*** DATA FOR THE TASK Section Begins ***

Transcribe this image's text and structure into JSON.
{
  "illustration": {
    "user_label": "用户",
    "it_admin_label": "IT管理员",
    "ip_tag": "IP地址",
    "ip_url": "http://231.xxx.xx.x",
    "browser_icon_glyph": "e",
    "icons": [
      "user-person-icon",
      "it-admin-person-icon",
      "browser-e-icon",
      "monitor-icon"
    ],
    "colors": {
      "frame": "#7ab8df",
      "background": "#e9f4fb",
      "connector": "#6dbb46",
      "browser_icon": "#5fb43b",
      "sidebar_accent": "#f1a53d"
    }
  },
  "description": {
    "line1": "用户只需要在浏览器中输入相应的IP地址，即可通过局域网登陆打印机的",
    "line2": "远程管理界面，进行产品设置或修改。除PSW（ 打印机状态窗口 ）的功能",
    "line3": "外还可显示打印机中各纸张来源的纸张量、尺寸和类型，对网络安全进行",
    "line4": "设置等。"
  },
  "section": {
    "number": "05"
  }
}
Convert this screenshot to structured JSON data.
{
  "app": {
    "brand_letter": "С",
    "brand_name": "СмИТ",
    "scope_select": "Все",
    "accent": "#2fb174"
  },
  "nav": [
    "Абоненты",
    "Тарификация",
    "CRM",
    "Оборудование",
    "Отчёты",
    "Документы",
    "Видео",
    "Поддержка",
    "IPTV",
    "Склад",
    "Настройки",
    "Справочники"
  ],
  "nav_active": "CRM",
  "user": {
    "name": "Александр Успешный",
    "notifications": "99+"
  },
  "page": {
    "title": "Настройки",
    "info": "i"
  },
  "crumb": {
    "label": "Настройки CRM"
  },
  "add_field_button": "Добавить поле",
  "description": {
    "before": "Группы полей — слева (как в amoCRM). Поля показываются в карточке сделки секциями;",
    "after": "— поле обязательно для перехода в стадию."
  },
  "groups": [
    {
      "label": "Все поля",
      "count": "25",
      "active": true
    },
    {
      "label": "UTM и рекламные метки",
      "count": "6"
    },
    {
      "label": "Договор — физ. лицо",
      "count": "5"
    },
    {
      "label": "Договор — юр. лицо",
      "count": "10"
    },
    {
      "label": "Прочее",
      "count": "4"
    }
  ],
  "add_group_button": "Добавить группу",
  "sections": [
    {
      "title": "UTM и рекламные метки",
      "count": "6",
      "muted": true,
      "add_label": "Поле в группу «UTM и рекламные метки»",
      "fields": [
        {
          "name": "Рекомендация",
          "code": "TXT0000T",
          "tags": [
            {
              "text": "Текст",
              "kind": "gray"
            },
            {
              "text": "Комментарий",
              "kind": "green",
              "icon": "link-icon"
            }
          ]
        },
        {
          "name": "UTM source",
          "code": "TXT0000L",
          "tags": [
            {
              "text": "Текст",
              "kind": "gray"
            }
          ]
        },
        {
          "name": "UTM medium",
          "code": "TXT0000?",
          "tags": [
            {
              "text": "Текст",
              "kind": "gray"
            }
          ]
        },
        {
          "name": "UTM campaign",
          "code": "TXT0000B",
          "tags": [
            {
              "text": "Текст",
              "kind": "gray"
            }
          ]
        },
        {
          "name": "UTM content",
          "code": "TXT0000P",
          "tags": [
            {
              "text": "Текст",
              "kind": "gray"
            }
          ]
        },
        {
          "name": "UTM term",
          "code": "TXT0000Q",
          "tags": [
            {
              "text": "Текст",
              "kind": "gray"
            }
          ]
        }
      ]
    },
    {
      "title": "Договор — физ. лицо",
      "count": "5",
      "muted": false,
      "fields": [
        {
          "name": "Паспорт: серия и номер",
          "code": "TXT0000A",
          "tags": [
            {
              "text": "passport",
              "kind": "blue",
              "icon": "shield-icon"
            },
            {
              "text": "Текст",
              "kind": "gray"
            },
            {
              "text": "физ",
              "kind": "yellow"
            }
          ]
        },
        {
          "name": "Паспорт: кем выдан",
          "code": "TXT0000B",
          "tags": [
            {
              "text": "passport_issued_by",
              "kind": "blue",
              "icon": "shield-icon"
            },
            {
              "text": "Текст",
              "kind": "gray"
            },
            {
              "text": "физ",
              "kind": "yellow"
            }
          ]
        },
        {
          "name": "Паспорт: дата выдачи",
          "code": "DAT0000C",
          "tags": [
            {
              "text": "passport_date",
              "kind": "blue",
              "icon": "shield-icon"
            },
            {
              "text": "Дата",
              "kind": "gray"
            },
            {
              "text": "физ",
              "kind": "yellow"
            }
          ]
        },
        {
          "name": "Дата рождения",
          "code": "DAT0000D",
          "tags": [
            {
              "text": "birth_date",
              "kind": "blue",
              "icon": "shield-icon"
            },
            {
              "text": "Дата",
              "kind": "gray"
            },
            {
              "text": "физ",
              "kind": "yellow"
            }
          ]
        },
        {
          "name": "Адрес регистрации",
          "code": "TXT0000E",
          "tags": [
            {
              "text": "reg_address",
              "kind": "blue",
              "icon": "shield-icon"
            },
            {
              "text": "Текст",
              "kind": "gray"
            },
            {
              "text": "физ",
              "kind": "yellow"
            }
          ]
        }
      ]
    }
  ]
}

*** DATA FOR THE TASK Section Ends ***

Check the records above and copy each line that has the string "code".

*REPLY*
          "code": "TXT0000T",
          "code": "TXT0000L",
          "code": "TXT0000?",
          "code": "TXT0000B",
          "code": "TXT0000P",
          "code": "TXT0000Q",
          "code": "TXT0000A",
          "code": "TXT0000B",
          "code": "DAT0000C",
          "code": "DAT0000D",
          "code": "TXT0000E",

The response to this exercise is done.